OpenACS lacked a good Integrated Development Environment and as I use Emacs for almost everything it was only natural to fill the void. The Emacs OACS module is an extension to GNU Emacs, the extensible, customizable, self-documenting real-time display editor.
Emacs OACS's development is driven by the needs I encounter in my OpenACS projects. Development takes place in my spare time. At this stage the code is the documentation. I lack the time to write a proper article. However, as Emacs OACS addresses the issues described in articles XQL Document Type Definition and Replacing SQL bind vars in Emacs some background information can be found in those articles.
Forum thread: Beta Emacs OACS module available
- M-o ft to re-format Tcl code. See code for details.
- M-o fh to reformat Html or Adp code.
- M-o fs to reformat Sql code.
- M-x oacs-format-separate-tags to separate adjacent tags. E.g. <tr><td>
- M-x oacs-format-includes to place all include attribubtes on a separate line.
- M-o oo to search for any custom regular expression.
- M-o on to search the log for Notice oacs-dbg messages. That is a Notice level message created with the macro 'oddbg'.
- M-o od to search the log for Debug oacs-dbg messages.
- M-o oe to search the log for Error oacs-dbg messages. Etc for all other ns_log levels.
- M-o op to browse Tcl libraries for procedure definitions. This is by far my favorite way of navigating a library!

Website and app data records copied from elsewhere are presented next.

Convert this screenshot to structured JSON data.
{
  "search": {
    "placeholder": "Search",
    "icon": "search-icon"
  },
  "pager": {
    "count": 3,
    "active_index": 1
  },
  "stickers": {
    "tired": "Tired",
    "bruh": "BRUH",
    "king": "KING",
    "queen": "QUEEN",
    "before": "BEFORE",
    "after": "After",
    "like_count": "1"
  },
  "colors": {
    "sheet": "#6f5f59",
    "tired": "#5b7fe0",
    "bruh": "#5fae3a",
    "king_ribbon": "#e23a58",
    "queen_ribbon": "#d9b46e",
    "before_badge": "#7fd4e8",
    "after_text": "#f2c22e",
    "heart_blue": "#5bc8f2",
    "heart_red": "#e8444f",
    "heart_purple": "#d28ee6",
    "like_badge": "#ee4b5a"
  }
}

- M-o fp (find-file-at-point) to NSD error log mode.
- M-o rl to revert the logfile
- M-o ml to to open an error log file and monitor the changes to the log.

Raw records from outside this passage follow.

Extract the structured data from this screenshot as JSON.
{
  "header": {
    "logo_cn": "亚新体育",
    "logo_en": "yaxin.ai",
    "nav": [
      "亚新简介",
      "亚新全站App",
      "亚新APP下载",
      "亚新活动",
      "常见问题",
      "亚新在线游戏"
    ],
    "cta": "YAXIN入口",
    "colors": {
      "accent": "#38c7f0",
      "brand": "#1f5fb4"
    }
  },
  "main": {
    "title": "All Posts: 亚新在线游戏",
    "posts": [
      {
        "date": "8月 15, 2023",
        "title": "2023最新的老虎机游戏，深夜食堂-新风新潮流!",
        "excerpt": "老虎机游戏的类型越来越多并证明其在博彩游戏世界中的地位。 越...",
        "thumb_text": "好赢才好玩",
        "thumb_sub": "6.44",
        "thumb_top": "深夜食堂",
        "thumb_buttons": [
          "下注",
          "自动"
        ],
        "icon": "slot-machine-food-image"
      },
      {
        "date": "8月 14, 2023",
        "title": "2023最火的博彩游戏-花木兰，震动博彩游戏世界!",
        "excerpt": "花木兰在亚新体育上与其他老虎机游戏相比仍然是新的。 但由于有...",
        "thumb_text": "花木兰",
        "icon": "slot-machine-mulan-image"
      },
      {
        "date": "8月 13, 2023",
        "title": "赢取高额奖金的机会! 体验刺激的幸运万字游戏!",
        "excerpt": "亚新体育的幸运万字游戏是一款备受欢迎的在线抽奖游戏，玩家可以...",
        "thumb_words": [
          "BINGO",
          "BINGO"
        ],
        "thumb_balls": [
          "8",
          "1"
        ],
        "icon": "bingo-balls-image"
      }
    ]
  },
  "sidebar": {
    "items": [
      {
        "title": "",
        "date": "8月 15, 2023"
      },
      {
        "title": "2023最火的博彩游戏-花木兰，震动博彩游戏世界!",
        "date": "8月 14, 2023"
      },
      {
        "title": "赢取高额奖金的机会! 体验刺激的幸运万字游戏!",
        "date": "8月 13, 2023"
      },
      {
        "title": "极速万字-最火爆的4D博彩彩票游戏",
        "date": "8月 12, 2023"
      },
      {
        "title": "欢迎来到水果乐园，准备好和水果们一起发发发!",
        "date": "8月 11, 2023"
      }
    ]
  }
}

Editing docbook xml
editing via Muse mode
editing via nXML mode
Developing with emacs
To make emacs display .vuh files similar to .tcl files, add to .emacs file:

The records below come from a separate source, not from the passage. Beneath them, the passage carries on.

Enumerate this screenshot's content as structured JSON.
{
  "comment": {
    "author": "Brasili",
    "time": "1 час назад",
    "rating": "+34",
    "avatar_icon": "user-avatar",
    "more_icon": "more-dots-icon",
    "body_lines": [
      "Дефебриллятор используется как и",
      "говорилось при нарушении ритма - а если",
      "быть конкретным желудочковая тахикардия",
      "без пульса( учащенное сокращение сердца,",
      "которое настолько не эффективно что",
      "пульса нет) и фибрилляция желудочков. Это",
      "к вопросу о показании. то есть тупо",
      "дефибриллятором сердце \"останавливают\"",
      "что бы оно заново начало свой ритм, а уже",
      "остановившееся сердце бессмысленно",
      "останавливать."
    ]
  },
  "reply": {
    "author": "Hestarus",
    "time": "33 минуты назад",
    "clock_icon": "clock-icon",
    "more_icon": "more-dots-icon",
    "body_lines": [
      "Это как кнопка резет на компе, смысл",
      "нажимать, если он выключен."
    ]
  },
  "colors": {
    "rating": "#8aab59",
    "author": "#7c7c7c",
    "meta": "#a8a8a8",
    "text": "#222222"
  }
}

(add-to-list 'auto-mode-alist '("\\.vuh" . tcl-mode))
To make emacs display .adp files similar to .html files, add to .emacs file:
(add-to-list 'auto-mode-alist '("\\.adp" . html-mode))
Common command shortcuts
M-x global-font-lock-mode highlights syntax using colors M-x transient-mark-mode shows a highlighted text region M-x show-paren-mode shows matching parentheses (and when the do not)
Move, Search and Replace
M-x goto-line go to a specific line in a file M-x goto-char go to a specific character number in a file M-C-f search forward for matching brace M-C-b search backward for matching brace M-x replace-regexp search/replace using regular expressions M-x query-replace-regexp query/search/replace using regular expressions note \\( and \\) for start and end subgroups M-x grep grep creates new buffer with results for fast loading/editing search hits Useful "sleepers" (not found in many shortcut sheets) fg<cr> restart a suspended emacs session from commandline C-q <key press> add a key without emacs interpreting the key binding
You can configure emacs to create 4 spaces when you press the tab key--important for meeting coding standards. Add this to your .emacs file:
(setq-default tab-width 4 indent-tabs-mode nil)